Your task: Go through the records and copy each line where the word "object" occurs.

Supplied records:
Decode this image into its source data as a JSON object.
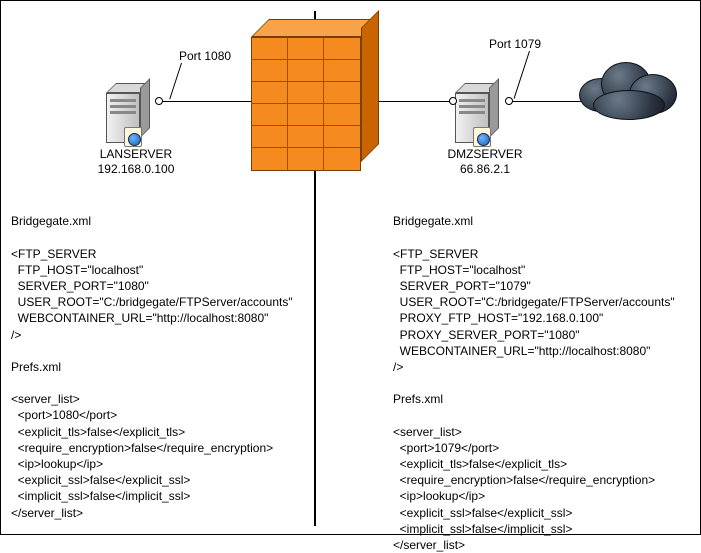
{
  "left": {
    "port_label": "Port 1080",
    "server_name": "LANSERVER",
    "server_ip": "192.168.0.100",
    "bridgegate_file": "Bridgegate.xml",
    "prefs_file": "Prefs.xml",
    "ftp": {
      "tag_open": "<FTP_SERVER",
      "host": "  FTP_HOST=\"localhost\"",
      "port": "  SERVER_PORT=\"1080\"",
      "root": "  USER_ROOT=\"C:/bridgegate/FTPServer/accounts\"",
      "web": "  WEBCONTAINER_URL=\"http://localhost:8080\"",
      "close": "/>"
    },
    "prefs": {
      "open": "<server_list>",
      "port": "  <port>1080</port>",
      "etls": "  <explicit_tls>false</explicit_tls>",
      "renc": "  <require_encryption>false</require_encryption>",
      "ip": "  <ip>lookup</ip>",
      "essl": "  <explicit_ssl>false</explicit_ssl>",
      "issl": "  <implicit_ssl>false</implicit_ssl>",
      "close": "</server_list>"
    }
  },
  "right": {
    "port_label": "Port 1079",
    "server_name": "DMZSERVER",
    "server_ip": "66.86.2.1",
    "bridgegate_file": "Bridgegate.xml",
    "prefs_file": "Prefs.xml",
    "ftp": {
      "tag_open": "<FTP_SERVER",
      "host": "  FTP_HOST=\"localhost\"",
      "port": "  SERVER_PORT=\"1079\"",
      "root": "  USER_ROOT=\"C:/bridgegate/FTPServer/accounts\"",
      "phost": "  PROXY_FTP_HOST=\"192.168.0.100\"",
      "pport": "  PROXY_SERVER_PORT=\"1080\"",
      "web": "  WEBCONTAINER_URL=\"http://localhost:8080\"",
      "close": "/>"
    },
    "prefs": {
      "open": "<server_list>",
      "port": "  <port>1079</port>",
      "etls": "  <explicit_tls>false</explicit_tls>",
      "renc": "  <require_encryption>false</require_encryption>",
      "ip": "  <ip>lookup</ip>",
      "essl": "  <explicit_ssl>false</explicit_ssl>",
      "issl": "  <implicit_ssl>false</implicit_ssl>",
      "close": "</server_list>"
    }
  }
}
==
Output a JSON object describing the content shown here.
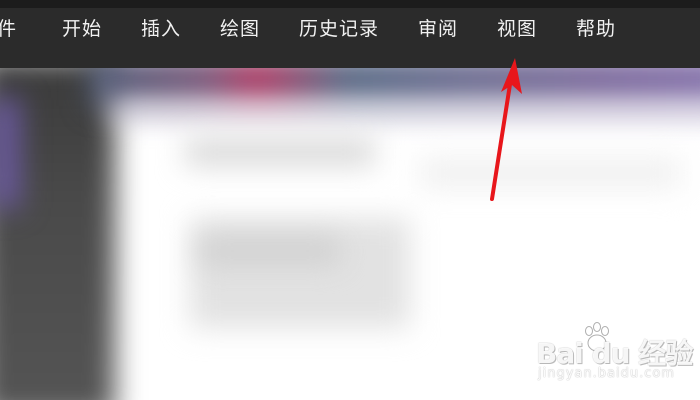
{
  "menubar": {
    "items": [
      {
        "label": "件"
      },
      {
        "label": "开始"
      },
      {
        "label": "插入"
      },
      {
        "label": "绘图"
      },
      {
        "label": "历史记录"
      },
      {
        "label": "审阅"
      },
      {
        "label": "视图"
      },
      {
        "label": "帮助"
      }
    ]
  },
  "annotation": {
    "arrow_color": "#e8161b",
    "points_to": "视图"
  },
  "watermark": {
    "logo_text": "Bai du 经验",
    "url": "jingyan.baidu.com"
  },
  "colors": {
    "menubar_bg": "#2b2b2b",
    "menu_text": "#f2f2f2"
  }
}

Answer to the problem:
Decode this image into its source data as a JSON object.
Output a JSON object describing the content shown here.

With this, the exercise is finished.